tell us about yourself.
I'm Marc Gordon, owner of Fourword Marketing and a public speaker in the areas of marketing and customer service. I started Fourword in 2003 and have been professionally speaking since 2014. I have a long history of running businesses from offering painting services in high school, wholesale model car parts, my own clothing line, to a successful car accessories distributor.
how does your business generate revenue?
Revenues are generated through Fourword Marketing by offering consulting services, website design, printing services, graphic design, public relations and promotional products. Other sources also include public speaking.
tell us your worst entrepreneurial moment?
In the later stages of my last company, sales were plummeting as a result of a weak auto industry. I had no idea at the time that just a few years later GM and Chrysler would file for bankruptcy. As demand for cars were at an all time low, that directly affected the demand for our products. During the time, I chose to invest more money in the business by bringing on new products. This resulted in increased overhead and inventory costs. We had hoped to capture a larger part of the market with our investments, however despite our efforts, sales continued to fall. This resulted a great deal of stress on myself and the business. In the end, I decided it was finally time to let go. I sold the business, a bit less than what I would have gotten years prior. If I had a chance to do it over again, I would have done the same thing. I did what I believed was right at the time. Sometimes you just have to take that chance. What saved me was knowing when to pull out; it was the best and worst moment at the same time.

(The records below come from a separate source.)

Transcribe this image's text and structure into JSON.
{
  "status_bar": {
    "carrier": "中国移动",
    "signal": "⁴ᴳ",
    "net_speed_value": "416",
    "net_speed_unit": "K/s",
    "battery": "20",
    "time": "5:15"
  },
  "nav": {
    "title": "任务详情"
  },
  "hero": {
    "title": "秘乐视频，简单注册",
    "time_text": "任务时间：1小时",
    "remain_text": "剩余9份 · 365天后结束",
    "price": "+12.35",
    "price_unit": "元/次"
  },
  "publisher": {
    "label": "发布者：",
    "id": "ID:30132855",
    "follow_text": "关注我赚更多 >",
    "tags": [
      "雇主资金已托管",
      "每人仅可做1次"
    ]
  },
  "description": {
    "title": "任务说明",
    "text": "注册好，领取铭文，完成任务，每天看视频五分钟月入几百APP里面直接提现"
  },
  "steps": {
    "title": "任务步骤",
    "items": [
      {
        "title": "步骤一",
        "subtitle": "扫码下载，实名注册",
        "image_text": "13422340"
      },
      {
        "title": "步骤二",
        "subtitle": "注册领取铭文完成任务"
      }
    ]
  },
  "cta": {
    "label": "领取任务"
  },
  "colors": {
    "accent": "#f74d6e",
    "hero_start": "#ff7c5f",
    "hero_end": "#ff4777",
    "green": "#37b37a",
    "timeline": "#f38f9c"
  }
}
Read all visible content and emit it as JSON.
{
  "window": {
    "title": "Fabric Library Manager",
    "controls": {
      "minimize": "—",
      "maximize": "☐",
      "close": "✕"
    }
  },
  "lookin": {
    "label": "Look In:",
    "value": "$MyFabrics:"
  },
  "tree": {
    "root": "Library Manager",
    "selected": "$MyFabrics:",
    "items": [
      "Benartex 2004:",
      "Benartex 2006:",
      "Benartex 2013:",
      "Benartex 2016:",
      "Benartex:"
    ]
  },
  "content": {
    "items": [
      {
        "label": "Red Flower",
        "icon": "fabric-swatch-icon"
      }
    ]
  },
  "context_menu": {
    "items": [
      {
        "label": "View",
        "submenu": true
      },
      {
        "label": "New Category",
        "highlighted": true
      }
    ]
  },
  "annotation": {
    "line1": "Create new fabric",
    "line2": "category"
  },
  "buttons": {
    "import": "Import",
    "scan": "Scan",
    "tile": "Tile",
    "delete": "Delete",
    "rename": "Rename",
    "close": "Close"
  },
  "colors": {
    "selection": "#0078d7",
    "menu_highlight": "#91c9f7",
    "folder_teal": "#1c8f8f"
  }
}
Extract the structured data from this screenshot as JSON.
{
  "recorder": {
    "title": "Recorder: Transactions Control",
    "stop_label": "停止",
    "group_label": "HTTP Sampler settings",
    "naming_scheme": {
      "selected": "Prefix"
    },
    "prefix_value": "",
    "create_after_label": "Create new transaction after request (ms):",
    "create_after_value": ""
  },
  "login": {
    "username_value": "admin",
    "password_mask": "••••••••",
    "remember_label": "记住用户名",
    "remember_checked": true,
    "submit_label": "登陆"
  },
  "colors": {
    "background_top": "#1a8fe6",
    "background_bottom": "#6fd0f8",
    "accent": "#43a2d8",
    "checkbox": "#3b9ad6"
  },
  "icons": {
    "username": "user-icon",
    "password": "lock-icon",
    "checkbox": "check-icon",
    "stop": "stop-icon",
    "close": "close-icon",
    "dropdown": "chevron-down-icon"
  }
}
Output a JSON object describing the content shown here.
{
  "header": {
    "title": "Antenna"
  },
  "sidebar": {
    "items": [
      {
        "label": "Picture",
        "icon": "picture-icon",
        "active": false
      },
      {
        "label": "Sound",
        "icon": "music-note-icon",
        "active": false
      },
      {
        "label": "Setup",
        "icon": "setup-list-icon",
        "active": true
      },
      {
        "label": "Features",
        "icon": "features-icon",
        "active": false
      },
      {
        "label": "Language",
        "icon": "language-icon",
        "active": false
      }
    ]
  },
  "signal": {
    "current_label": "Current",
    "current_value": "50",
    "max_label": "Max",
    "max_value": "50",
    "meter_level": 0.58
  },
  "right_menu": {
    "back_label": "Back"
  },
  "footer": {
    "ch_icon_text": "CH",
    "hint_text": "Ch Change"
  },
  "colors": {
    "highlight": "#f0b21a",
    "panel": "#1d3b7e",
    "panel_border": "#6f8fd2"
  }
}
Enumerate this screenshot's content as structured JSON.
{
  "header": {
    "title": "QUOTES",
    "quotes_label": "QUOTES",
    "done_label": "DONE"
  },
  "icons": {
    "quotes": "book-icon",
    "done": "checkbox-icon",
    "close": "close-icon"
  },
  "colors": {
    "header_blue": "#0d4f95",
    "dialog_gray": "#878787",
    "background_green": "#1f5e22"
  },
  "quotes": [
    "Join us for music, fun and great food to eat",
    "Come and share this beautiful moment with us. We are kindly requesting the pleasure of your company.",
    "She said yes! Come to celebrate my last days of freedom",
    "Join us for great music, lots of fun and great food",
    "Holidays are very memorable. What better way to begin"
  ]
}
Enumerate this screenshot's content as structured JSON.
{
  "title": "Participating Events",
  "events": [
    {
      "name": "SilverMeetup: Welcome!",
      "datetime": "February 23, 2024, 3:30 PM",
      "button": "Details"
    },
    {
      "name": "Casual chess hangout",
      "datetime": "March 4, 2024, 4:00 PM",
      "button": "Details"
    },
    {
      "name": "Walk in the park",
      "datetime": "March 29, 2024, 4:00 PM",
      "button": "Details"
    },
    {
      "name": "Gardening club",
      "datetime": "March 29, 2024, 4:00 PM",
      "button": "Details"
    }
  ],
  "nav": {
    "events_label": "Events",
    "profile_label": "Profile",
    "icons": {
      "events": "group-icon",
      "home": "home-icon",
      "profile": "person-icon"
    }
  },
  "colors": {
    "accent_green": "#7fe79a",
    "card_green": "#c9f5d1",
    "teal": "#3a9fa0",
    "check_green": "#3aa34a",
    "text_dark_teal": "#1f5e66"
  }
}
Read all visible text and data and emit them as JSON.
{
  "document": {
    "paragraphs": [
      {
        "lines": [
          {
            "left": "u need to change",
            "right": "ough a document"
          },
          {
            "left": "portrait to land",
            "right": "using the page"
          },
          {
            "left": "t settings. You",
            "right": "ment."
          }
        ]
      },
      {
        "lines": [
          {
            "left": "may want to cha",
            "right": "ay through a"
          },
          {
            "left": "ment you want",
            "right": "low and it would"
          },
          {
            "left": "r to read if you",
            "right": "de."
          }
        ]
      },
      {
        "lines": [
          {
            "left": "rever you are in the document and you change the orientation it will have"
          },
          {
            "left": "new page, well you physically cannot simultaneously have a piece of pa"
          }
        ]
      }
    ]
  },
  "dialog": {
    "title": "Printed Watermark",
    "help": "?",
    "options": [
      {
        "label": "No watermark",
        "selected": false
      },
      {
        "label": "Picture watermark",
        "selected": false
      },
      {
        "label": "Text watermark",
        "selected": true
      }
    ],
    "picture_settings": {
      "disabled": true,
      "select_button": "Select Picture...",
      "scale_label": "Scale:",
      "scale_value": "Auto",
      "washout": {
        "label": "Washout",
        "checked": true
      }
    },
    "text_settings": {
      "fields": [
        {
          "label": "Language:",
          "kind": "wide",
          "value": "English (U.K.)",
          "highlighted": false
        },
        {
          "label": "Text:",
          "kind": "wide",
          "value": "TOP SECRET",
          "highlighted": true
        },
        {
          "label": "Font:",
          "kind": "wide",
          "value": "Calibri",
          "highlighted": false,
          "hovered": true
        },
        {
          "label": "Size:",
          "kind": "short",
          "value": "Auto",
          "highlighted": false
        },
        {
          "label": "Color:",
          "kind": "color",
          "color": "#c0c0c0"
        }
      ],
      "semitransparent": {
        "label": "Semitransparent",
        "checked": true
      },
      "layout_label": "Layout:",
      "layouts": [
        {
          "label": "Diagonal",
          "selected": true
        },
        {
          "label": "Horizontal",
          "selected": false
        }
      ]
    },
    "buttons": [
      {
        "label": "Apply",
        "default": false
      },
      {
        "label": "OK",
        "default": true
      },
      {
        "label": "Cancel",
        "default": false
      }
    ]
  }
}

What do you want to share with your fellow entrepreneurs?
I think it's important for every entrepreneur to know that, whatever they're going through, as bad as it might seem, they're not the first or the only ones going through it. Every business owner from every industry hits that wall where they feel that they're not wanted, not appreciated, and unvalued. Feelings like where no one wants to buy from you, getting crushed by competitors... but in reality most of that is probably not happening. The market is constantly flowing - there's going to be days where you are constantly busy and days that you're not. My advice would be to build on the saying "it's not what you know but who you know" - I would say "it's not who you know, but who knows you." It's really about getting out there in person - get out of the office, meet real people, shake hands and network. You can't run a business through tweeting, posting and blogging. By getting out there, that is the most influential and powerful tool in marketing you can do, regardless of industry.
What are you doing righT now you want to share?
My speaking is keeping me very busy - I'm speaking for a number of industry groups, associations, companies, helping them understand how to better relate to their clients, how to meet expectations and create great customer experiences. I am also sharing my personal story with youth groups, schools, and business associations. It is my hope that by hearing my story, they will be motivated to better take on their own challenges.